Start to finish, return the listing exactly as written.

>>>

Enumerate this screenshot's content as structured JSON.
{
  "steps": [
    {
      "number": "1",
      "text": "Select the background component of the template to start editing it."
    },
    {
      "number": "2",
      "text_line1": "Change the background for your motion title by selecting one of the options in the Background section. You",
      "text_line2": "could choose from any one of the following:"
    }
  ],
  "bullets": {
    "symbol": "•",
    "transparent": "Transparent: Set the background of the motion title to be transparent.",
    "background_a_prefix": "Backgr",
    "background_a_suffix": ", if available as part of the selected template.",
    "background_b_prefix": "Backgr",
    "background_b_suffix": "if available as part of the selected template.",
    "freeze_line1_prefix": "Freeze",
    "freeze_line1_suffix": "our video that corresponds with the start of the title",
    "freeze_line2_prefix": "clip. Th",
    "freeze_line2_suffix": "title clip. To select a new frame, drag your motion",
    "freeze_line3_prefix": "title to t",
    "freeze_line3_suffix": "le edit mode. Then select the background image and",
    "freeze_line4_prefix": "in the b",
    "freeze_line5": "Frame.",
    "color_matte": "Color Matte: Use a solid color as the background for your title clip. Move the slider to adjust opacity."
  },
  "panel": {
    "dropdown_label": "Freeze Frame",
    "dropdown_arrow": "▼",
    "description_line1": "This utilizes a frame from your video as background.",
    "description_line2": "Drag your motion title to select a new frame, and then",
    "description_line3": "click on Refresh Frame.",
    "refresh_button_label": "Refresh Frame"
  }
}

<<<

- **Task solution**:
Enumerate this screenshot's content as structured JSON.
{
  "steps": [
    {
      "number": "1",
      "text": "Select the background component of the template to start editing it."
    },
    {
      "number": "2",
      "text_line1": "Change the background for your motion title by selecting one of the options in the Background section. You",
      "text_line2": "could choose from any one of the following:"
    }
  ],
  "bullets": {
    "symbol": "•",
    "transparent": "Transparent: Set the background of the motion title to be transparent.",
    "background_a_prefix": "Backgr",
    "background_a_suffix": ", if available as part of the selected template.",
    "background_b_prefix": "Backgr",
    "background_b_suffix": "if available as part of the selected template.",
    "freeze_line1_prefix": "Freeze",
    "freeze_line1_suffix": "our video that corresponds with the start of the title",
    "freeze_line2_prefix": "clip. Th",
    "freeze_line2_suffix": "title clip. To select a new frame, drag your motion",
    "freeze_line3_prefix": "title to t",
    "freeze_line3_suffix": "le edit mode. Then select the background image and",
    "freeze_line4_prefix": "in the b",
    "freeze_line5": "Frame.",
    "color_matte": "Color Matte: Use a solid color as the background for your title clip. Move the slider to adjust opacity."
  },
  "panel": {
    "dropdown_label": "Freeze Frame",
    "dropdown_arrow": "▼",
    "description_line1": "This utilizes a frame from your video as background.",
    "description_line2": "Drag your motion title to select a new frame, and then",
    "description_line3": "click on Refresh Frame.",
    "refresh_button_label": "Refresh Frame"
  }
}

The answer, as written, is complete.